By Gustavo Arellano
By R. Scott Moxley
By Alfonso Delgado
By Courtney Hamilton
By Joel Beers
By Peter Maguire
By Charles Lam
By Charles Lam
The Orange County Register's editorial board lauds itself as a nonpartisan watchdog of bad government, but its writers consistently betray their Republican Party sympathies. Consider their treatment of two politicians recently embroiled in conflict-of-interest scandals, Chuck DeVore and Nativo Lopez.

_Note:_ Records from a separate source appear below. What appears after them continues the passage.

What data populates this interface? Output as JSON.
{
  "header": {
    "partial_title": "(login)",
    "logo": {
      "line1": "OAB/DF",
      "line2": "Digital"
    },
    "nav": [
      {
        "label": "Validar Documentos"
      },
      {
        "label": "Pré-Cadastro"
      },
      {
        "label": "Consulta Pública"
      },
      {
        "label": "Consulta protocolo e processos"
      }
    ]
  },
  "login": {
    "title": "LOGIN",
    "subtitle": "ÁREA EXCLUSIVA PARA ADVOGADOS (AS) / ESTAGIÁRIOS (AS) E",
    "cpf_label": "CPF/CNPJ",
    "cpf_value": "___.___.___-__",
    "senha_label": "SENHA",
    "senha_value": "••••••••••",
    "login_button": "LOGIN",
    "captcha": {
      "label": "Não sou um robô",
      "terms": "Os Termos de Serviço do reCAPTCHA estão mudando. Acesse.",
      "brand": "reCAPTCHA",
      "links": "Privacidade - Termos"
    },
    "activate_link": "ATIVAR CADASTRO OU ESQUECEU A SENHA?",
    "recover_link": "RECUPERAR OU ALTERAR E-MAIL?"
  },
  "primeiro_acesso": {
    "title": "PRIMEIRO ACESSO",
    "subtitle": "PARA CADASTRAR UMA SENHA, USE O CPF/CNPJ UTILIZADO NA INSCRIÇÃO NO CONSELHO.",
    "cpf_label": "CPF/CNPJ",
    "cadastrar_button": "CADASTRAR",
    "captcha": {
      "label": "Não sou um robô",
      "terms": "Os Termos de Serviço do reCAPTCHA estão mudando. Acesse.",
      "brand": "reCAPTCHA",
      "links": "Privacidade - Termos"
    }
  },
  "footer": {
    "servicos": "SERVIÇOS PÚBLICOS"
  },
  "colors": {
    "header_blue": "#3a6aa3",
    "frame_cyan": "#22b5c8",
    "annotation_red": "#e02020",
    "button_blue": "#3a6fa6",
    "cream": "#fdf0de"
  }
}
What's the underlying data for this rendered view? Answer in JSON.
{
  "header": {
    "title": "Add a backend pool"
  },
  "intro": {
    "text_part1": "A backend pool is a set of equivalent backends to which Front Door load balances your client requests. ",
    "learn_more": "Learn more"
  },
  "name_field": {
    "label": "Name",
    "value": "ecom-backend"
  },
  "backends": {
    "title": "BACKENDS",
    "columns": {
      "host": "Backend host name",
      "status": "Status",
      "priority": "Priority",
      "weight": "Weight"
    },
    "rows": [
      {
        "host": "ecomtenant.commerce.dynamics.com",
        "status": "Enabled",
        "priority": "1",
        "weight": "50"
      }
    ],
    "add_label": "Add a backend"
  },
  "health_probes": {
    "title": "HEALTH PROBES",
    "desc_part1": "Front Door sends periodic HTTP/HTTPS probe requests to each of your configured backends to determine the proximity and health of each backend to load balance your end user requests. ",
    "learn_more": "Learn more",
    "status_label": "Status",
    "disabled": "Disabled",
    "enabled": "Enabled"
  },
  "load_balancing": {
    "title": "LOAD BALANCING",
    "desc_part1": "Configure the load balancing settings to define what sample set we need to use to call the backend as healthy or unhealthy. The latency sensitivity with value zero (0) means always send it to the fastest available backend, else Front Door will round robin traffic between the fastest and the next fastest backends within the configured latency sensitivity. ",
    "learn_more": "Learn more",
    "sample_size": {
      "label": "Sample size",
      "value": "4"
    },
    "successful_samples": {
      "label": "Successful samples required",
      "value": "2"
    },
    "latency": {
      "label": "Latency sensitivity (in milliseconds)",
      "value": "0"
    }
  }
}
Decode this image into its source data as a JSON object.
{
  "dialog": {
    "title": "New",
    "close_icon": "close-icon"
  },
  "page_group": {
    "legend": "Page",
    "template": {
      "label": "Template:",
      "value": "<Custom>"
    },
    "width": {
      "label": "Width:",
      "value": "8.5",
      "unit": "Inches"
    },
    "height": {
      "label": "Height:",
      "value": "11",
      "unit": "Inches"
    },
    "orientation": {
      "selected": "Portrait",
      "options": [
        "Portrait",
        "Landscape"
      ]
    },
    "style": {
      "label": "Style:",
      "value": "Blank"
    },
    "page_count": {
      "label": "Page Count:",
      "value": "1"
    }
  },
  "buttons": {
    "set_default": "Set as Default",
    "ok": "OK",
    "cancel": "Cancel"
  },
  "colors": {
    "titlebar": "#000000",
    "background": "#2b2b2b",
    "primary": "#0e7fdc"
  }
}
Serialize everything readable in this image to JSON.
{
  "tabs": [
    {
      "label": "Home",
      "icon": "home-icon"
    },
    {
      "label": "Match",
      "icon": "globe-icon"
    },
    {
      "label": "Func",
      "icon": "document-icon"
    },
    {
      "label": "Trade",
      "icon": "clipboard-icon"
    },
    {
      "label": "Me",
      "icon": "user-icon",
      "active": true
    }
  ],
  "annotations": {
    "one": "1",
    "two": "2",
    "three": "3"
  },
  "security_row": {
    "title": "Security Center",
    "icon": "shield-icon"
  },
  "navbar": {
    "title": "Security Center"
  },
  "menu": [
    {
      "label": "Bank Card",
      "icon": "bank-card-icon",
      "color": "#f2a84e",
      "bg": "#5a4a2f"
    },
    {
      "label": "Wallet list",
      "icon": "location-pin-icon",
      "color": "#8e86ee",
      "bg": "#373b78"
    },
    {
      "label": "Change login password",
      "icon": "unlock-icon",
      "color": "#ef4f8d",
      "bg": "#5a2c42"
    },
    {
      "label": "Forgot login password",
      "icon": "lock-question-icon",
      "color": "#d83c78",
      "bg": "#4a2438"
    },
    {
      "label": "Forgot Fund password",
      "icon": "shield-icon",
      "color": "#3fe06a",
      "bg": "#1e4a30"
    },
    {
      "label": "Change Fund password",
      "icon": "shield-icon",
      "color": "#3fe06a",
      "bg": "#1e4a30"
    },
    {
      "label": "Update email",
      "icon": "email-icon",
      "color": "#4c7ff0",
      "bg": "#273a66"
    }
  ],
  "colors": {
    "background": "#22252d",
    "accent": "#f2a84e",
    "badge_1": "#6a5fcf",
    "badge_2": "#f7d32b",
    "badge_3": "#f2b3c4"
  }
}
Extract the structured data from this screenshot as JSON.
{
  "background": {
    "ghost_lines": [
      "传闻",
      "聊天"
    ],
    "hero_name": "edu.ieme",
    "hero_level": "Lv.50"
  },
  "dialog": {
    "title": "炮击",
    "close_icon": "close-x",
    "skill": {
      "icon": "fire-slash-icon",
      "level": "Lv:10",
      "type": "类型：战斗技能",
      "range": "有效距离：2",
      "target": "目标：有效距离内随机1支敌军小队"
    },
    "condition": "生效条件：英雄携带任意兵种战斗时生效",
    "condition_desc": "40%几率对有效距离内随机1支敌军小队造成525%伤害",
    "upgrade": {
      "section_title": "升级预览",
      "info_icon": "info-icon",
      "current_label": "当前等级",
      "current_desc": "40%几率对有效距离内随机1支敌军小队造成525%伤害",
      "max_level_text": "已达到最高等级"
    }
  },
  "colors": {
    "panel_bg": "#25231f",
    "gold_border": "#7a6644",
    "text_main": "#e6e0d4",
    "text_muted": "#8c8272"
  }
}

Lopez, of course, is a longtime Democratic Party activist whom voters recalled from his position on the Santa Ana Unified School District board of trustees in early 2003. On March 23—three years after Lopez left office—Register reporters Ronald Campbell and Courtney Perkes revealed that a nonprofit tied to Lopez, Citizens in Action, received more than $100,000 in contributions from Del Terra Real Estate Services beginning in the fall of 2000. In turn, Lopez had helped Del Terra secure a no-bid contract to construct schools in Santa Ana. The agreement proved disastrous—Del Terra's cost overruns and consistent delays infuriated voters and speeded Lopez's booting from office.
Why the Registergave such prominence to such an old story might seem perplexing. Lopez, after all, is no longer in politics, contenting himself instead with expanding his nonprofit organization, Hermandad Mexicana Latinoamericana, and heading the Mexican American Political Association. And shortly after voters toppled Lopez, the SAUSD board terminated Del Terra's contract. Devil gone, problem gone, right?
But the Registereditorial board has long loathed Lopez for his unrepentant support for bilingual education and "pro-Mexicano" agenda. Predictably, the Registereditorial board unleashed some Nativo-hate the day after the Campbell/Perkes exposé. "Anyone who still wonders why Santa Ana voters overwhelmingly dumped political activist Nativo Lopez from the school board in 2003 ought to pay attention to the [Campbell-Perkes] article," the unsigned column huffed. It concluded with the following warning: "We hope this recent article remains fresh in the public's mind should he ever try to bring his divisive racial politics back for an encore."
While the Registerobsessed over years-old political perfidy, its reporters remained silent on the more pertinent issue of DeVore. On Feb. 28, the Register, following the Los Angeles Times, reported that DeVore accepted more than $74,000 in loans and contributions for his fall 2004 70th Assembly District campaign from residents and managers of El Morro Village. Residents at this seaside community near Crystal Cove State Park were scheduled to leave their cottages on March 31, nearly 25 years after they initially agreed to vacate. In January, however, DeVore wrote two bills that would allow El Morro residents to remain in their paradise by the sea for 30 more years.
DeVore defended the apparent conflict of interest, telling Registerreporter Chris Knap, "It's not exactly shocking that people would give money to people who support them." But instead of lambasting DeVore like they did Nativo, the Registerremained silent. Its journalists depicted the El Morro story as one of DeVore fighting for normal folk who would "never again . . . have the beach access of a billionaire." Not even the March 28 revelation by the OrangeCountyBusinessJournalthat El Morro counted as tenants some of the county's wealthiest men, men such as sports mega-agent Dwight Manley, former execs of the Irvine Co., and even Registerpublisher emeritus David Threshie, motivated the Registerto trash DeVore.
Instead, on March 31, the Registerpublished an entry titled "Go Get 'Em, Chuck," on their editorial blog, Orange Punch. In the post, Registereditorial writer Steven Greenhut praised DeVore for criticizing the relationship between Crystal Cove State Park Superintendent Ken Kramer—who wants the El Morro tenants out so that the state can transform the parcel into a state park—and environmental groups.
"Clearly, Chuck is having fun in Sacramento, and his willingness to rock the boat is good news for OC residents," Greenhut enthused. To Greenhut, Kramer's association with environmentalists was a reminder that "public servants often have their own interests, and are not—as the media often portrays them—neutral advocates for the public good."
Funny—Greenhut could've said the same of DeVore.